**Work request**
Output all of the data verbatim.

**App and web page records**
______

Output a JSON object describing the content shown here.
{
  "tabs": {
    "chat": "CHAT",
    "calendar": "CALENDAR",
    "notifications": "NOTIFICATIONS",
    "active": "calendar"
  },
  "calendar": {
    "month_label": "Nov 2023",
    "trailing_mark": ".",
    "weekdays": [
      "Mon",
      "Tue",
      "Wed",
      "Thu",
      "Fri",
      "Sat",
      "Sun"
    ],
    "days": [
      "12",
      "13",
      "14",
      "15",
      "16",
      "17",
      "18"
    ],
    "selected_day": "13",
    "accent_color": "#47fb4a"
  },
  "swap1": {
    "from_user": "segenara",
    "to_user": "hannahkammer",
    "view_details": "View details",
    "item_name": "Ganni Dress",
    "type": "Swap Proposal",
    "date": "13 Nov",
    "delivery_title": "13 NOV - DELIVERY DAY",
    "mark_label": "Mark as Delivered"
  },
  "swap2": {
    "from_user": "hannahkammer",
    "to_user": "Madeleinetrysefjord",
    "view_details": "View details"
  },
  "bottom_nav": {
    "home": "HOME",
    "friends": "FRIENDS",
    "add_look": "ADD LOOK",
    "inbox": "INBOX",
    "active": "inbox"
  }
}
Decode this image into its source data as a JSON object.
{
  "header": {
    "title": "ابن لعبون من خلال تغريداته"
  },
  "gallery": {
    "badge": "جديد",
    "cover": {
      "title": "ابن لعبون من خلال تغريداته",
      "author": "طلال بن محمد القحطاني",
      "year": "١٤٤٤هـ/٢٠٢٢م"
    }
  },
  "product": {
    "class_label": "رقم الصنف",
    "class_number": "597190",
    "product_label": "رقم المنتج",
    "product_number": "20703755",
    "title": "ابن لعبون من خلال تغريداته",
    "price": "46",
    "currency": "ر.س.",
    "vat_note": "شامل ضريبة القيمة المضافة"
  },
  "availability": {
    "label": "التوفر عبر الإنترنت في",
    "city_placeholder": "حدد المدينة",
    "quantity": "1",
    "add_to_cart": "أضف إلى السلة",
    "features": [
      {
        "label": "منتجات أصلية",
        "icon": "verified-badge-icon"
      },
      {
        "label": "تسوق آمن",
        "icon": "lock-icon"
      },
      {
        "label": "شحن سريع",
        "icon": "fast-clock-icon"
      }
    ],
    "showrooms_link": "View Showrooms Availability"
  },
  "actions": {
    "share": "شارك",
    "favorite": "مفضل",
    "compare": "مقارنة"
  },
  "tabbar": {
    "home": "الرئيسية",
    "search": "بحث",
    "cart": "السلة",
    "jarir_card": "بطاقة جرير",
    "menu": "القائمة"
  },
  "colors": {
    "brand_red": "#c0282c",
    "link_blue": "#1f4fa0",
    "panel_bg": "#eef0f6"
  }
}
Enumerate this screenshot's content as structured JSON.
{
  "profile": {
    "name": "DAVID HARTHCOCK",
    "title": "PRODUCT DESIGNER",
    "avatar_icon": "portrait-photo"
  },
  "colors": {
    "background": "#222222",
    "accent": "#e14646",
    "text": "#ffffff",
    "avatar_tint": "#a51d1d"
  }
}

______

**Reply to the task**
Output a JSON object describing the content shown here.
{
  "tabs": {
    "chat": "CHAT",
    "calendar": "CALENDAR",
    "notifications": "NOTIFICATIONS",
    "active": "calendar"
  },
  "calendar": {
    "month_label": "Nov 2023",
    "trailing_mark": ".",
    "weekdays": [
      "Mon",
      "Tue",
      "Wed",
      "Thu",
      "Fri",
      "Sat",
      "Sun"
    ],
    "days": [
      "12",
      "13",
      "14",
      "15",
      "16",
      "17",
      "18"
    ],
    "selected_day": "13",
    "accent_color": "#47fb4a"
  },
  "swap1": {
    "from_user": "segenara",
    "to_user": "hannahkammer",
    "view_details": "View details",
    "item_name": "Ganni Dress",
    "type": "Swap Proposal",
    "date": "13 Nov",
    "delivery_title": "13 NOV - DELIVERY DAY",
    "mark_label": "Mark as Delivered"
  },
  "swap2": {
    "from_user": "hannahkammer",
    "to_user": "Madeleinetrysefjord",
    "view_details": "View details"
  },
  "bottom_nav": {
    "home": "HOME",
    "friends": "FRIENDS",
    "add_look": "ADD LOOK",
    "inbox": "INBOX",
    "active": "inbox"
  }
}
Decode this image into its source data as a JSON object.
{
  "header": {
    "title": "ابن لعبون من خلال تغريداته"
  },
  "gallery": {
    "badge": "جديد",
    "cover": {
      "title": "ابن لعبون من خلال تغريداته",
      "author": "طلال بن محمد القحطاني",
      "year": "١٤٤٤هـ/٢٠٢٢م"
    }
  },
  "product": {
    "class_label": "رقم الصنف",
    "class_number": "597190",
    "product_label": "رقم المنتج",
    "product_number": "20703755",
    "title": "ابن لعبون من خلال تغريداته",
    "price": "46",
    "currency": "ر.س.",
    "vat_note": "شامل ضريبة القيمة المضافة"
  },
  "availability": {
    "label": "التوفر عبر الإنترنت في",
    "city_placeholder": "حدد المدينة",
    "quantity": "1",
    "add_to_cart": "أضف إلى السلة",
    "features": [
      {
        "label": "منتجات أصلية",
        "icon": "verified-badge-icon"
      },
      {
        "label": "تسوق آمن",
        "icon": "lock-icon"
      },
      {
        "label": "شحن سريع",
        "icon": "fast-clock-icon"
      }
    ],
    "showrooms_link": "View Showrooms Availability"
  },
  "actions": {
    "share": "شارك",
    "favorite": "مفضل",
    "compare": "مقارنة"
  },
  "tabbar": {
    "home": "الرئيسية",
    "search": "بحث",
    "cart": "السلة",
    "jarir_card": "بطاقة جرير",
    "menu": "القائمة"
  },
  "colors": {
    "brand_red": "#c0282c",
    "link_blue": "#1f4fa0",
    "panel_bg": "#eef0f6"
  }
}
Enumerate this screenshot's content as structured JSON.
{
  "profile": {
    "name": "DAVID HARTHCOCK",
    "title": "PRODUCT DESIGNER",
    "avatar_icon": "portrait-photo"
  },
  "colors": {
    "background": "#222222",
    "accent": "#e14646",
    "text": "#ffffff",
    "avatar_tint": "#a51d1d"
  }
}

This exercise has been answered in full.